RECORDS SHOWN:
* * *
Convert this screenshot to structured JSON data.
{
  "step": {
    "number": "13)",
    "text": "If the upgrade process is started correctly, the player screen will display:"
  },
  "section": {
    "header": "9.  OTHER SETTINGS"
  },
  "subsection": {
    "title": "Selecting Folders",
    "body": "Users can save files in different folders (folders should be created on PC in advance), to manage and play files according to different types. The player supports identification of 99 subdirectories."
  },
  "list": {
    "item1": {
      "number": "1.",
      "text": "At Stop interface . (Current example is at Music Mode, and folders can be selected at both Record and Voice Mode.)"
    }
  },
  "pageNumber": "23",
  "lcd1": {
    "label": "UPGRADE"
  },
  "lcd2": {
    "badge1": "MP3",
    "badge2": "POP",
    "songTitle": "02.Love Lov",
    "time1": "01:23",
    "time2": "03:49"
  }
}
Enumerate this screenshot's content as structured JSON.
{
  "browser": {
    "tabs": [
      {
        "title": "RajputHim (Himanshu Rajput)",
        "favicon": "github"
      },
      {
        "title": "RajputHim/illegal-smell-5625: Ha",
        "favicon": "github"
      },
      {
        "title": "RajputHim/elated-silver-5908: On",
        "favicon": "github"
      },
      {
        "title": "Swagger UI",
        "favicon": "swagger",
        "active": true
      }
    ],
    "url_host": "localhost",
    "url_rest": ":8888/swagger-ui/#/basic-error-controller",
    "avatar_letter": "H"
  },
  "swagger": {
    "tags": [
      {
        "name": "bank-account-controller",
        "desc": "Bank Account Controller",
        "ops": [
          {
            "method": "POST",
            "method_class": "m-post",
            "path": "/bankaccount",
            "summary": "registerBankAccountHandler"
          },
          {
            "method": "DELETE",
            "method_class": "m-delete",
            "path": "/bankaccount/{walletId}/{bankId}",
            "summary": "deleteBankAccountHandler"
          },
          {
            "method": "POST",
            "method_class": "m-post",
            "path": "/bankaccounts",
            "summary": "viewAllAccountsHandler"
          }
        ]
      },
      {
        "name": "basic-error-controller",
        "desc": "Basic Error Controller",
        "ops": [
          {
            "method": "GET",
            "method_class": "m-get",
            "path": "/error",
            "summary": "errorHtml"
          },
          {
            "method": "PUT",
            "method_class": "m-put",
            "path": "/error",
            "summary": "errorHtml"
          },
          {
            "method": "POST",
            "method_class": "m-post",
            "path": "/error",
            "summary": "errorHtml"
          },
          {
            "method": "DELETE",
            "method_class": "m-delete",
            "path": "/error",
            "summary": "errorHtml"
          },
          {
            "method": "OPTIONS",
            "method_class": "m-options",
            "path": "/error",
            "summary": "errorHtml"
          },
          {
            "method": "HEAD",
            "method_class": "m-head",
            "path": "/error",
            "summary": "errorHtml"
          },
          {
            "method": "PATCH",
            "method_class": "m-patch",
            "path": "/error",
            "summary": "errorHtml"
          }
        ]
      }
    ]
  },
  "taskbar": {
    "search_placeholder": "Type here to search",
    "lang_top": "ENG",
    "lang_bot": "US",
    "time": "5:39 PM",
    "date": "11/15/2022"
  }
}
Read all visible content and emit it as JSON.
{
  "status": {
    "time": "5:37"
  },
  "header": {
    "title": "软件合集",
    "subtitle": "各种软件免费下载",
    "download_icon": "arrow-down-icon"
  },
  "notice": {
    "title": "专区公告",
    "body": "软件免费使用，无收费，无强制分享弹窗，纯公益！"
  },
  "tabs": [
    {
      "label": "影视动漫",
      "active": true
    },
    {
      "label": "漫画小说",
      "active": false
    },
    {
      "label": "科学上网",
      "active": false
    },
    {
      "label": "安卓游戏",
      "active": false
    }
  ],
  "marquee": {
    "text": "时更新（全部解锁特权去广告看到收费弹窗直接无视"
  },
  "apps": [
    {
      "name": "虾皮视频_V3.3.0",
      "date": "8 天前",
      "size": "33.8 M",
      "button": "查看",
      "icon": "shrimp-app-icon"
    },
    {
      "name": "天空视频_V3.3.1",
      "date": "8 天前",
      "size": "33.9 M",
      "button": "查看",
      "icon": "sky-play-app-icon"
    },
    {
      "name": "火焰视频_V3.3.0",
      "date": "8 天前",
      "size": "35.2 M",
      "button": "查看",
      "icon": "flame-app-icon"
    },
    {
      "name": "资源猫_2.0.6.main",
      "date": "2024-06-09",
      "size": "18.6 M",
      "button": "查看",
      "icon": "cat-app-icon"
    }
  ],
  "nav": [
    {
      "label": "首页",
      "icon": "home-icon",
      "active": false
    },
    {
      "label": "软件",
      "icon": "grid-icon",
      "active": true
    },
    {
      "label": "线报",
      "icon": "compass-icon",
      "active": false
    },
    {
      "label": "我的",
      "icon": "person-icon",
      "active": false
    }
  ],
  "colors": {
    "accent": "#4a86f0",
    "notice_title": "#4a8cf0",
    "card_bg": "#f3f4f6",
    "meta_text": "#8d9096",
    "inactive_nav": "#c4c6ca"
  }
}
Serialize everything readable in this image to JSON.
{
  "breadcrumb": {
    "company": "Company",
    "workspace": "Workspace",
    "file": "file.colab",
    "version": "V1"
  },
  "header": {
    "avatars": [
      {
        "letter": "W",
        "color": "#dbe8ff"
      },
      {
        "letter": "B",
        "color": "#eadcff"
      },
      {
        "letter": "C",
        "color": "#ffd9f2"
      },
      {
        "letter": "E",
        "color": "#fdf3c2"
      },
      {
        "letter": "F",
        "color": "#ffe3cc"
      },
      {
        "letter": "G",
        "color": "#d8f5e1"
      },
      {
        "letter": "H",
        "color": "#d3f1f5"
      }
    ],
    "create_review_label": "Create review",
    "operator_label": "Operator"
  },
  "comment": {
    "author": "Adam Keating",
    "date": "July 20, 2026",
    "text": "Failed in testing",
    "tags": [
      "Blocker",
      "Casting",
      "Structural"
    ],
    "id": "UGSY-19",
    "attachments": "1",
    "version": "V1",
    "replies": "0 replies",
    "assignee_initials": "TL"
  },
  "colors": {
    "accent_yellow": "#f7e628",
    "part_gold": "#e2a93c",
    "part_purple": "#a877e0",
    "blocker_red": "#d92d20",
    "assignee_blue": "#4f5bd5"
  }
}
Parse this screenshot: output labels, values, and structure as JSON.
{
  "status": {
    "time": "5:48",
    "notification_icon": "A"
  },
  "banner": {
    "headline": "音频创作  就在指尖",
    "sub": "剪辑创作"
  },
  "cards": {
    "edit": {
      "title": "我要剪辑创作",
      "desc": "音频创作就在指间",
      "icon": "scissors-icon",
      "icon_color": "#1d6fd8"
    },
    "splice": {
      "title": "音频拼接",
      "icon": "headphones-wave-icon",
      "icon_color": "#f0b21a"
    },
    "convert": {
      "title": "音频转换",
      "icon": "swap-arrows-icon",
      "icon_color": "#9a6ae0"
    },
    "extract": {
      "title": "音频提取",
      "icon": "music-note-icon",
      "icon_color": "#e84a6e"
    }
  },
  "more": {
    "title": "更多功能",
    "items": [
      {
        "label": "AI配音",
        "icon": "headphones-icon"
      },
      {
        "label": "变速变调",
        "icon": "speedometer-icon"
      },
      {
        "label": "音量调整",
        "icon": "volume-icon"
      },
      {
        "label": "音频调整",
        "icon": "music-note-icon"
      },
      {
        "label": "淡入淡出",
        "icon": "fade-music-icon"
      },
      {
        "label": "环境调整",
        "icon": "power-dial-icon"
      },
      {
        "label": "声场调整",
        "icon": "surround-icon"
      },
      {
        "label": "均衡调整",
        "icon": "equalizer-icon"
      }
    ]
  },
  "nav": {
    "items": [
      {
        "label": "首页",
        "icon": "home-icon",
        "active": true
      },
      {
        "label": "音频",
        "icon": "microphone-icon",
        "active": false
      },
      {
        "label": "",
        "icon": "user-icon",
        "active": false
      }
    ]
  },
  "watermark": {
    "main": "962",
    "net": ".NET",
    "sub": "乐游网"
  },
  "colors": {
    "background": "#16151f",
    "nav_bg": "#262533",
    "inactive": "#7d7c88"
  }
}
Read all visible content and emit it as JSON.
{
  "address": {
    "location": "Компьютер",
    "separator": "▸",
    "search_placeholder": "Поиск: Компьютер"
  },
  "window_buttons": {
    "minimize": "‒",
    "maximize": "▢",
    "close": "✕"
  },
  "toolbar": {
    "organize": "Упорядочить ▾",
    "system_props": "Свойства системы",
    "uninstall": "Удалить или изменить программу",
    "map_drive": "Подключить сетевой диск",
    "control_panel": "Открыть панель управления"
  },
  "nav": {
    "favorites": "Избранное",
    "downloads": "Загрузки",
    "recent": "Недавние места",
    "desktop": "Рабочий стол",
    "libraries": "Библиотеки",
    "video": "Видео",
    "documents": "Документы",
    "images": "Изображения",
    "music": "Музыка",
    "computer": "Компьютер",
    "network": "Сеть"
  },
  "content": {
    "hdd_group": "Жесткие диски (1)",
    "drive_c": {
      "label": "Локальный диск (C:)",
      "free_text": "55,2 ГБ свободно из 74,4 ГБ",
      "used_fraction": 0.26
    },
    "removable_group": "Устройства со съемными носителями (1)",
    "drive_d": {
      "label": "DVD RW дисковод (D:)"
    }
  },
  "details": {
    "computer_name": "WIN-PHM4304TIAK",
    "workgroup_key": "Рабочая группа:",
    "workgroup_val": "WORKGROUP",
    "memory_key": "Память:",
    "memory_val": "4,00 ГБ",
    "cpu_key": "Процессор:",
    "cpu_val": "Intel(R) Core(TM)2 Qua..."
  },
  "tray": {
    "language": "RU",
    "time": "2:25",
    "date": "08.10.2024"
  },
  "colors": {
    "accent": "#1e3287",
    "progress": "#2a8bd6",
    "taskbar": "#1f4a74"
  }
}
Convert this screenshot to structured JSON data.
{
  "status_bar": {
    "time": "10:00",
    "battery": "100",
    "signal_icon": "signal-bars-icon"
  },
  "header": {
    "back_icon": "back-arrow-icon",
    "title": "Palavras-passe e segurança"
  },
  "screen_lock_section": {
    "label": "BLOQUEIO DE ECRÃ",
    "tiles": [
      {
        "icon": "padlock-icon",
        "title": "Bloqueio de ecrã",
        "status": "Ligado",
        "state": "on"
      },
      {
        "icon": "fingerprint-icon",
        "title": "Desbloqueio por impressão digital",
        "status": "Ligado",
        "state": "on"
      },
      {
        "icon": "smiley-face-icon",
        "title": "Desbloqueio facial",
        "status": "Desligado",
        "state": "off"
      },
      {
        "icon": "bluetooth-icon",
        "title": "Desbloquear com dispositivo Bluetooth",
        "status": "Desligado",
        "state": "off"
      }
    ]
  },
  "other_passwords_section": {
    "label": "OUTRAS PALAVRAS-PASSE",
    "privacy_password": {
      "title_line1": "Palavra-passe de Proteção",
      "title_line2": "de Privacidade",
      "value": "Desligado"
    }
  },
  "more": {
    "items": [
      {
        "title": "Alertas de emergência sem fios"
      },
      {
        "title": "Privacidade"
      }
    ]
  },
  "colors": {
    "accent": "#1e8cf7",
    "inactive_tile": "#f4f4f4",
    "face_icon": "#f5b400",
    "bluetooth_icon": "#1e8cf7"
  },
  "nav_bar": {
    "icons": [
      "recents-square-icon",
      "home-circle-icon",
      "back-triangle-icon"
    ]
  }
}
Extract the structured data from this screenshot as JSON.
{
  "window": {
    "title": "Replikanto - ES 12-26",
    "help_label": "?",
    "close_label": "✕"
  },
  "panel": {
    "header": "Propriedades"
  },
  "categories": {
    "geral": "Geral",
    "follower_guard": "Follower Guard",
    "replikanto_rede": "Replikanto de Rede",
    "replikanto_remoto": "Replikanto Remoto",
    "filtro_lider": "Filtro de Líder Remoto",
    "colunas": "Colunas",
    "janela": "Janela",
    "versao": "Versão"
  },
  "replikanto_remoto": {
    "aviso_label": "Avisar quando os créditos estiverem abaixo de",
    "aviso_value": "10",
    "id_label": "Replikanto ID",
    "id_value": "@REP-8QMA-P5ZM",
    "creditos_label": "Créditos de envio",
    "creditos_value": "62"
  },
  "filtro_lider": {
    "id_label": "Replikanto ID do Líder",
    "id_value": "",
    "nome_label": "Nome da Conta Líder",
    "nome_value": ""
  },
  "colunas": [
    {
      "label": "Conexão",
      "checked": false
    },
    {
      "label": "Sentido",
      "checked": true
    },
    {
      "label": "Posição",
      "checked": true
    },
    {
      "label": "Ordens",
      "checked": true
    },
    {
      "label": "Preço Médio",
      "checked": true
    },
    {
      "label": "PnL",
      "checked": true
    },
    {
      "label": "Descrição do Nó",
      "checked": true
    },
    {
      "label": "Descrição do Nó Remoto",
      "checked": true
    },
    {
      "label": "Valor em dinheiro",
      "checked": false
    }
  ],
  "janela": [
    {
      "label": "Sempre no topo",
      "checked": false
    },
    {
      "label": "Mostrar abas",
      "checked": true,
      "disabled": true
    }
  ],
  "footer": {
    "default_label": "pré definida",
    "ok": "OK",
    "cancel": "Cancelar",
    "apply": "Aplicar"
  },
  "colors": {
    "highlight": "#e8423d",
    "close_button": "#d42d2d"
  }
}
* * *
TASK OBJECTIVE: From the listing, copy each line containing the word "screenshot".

SOLUTION BELOW:
Convert this screenshot to structured JSON data.
Enumerate this screenshot's content as structured JSON.
Parse this screenshot: output labels, values, and structure as JSON.
Convert this screenshot to structured JSON data.
Extract the structured data from this screenshot as JSON.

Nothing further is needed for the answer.